    As a result, the amount of spare generating capacity the country has during peak demand has dwindled to just a few per cent.

    “We’ve lost two-thirds of the fat going into winter. We still have enough capacity to meet demand – provided that nothing else goes down and that we don’t have a cold winter. So much depends on the weather,” said Mr Atherton.

    “Normally I would put the odds of a security of supply incident at about one in 20. A week ago I would have said one in four and now, following the Didcot fire, I’d say one in three,” he added.

    Angelos Anastasiou, an analyst at the City firm Whitman Howard, agreed the UK power system was looking stretched.

    “Are we creaking? Yes is the answer. Last year may have lulled people into a false sense of security because it was very mild – about 2C above the norm, which makes a big difference to electricity use. And if we get colder than average weather this year that could be quite significant,” Mr Anastasiou said.

    http://www.independent.co.uk/news/uk/home-news/didcot-power-station-fire-electricity-supplies-now-at-a-one-in-three-chance-of-falling-short-9807285.html

  12. tallbloke says:

    Ford: so reliable this nuclear stuff!!

    Most of the nuclear fleet is at or near the end of its planned life.

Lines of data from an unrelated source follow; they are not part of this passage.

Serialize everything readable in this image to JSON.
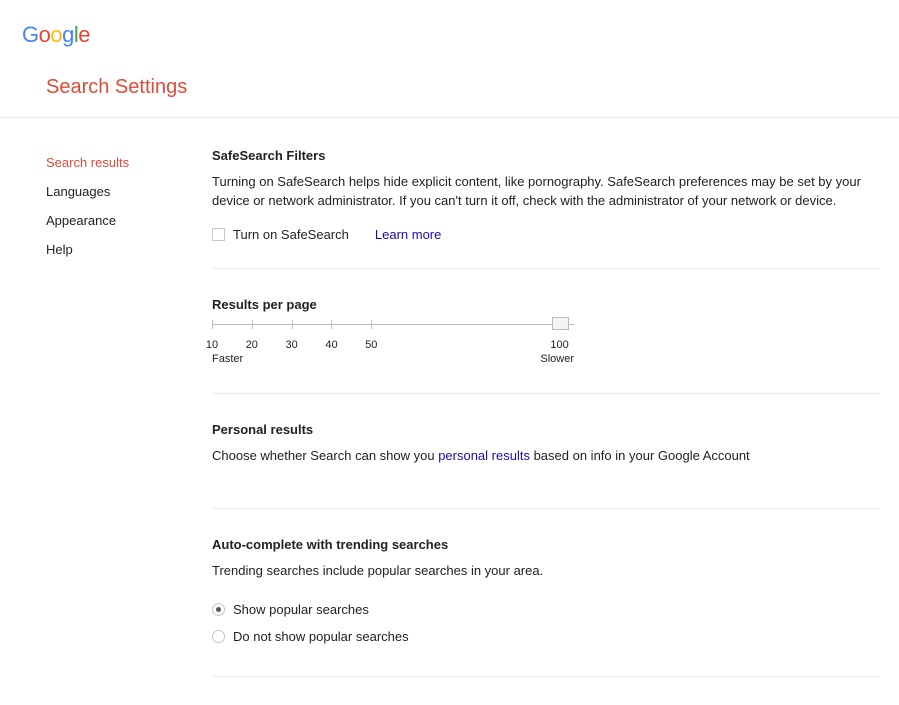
{
  "header": {
    "logo": "Google",
    "page_title": "Search Settings"
  },
  "sidebar": {
    "items": [
      {
        "label": "Search results",
        "active": true
      },
      {
        "label": "Languages",
        "active": false
      },
      {
        "label": "Appearance",
        "active": false
      },
      {
        "label": "Help",
        "active": false
      }
    ]
  },
  "safesearch": {
    "title": "SafeSearch Filters",
    "desc": "Turning on SafeSearch helps hide explicit content, like pornography. SafeSearch preferences may be set by your device or network administrator. If you can't turn it off, check with the administrator of your network or device.",
    "checkbox_label": "Turn on SafeSearch",
    "learn_more": "Learn more"
  },
  "results_per_page": {
    "title": "Results per page",
    "options": [
      "10",
      "20",
      "30",
      "40",
      "50",
      "100"
    ],
    "selected": "100",
    "faster_hint": "Faster",
    "slower_hint": "Slower"
  },
  "personal": {
    "title": "Personal results",
    "desc_pre": "Choose whether Search can show you ",
    "link": "personal results",
    "desc_post": " based on info in your Google Account"
  },
  "autocomplete": {
    "title": "Auto-complete with trending searches",
    "desc": "Trending searches include popular searches in your area.",
    "options": [
      {
        "label": "Show popular searches",
        "checked": true
      },
      {
        "label": "Do not show popular searches",
        "checked": false
      }
    ]
  }
}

Engineers know their stuff. Then Govt idiots come along and say, “Well, never mind, we can extend it another 7 years” – as if they know their arses from their elbows.

  13. tallbloke says:

    Coming mercifully on a warm weekend, when electricity demand was low, the devastating fire at Didcot B is a reminder of the fragility of Britain’s power supplies, after successive governments neglected our needs in pursuit of green policies.
    Let there be no doubt about who bears much of the blame for our vulnerability.
    As Energy Secretary in 2008, it was Ed Miliband who drew up the Climate Change Act, committing Britain to unachievable and ruinously expensive targets for cutting carbon emissions.

    Read more: http://www.dailymail.co.uk/debate/article-2801006/daily-mail-comment-raise-stakes-against-europe-s-elite.html

  14. thefordprefect says:

    tallbloke says:
    October 21, 2014 at 7:06 am
    Ford: so reliable this nuclear stuff!!

    Most of the nuclear fleet is at or near the end of its planned life. Engineers know their stuff. Then Govt idiots come along and say, “Well, never mind, we can extend it another 7 years”

    —————

    Are you sure the reason is not to have to pay the billions of decommissioning costs?

    there are according to you 3 large units (the ones with cracks) that require deconstruction, cooling and storage. What is the going rate for decommissioning.

  15. tallbloke says:

    Ford: I’ve seen the DECC budgets, they have been setting aside vast sums for decommissioning for years. If that was the reason, they’d have been building replacements on the same sites to avoid a whole site cleanup. No it’s just inertia, stupidity and a gross dereliction of duty.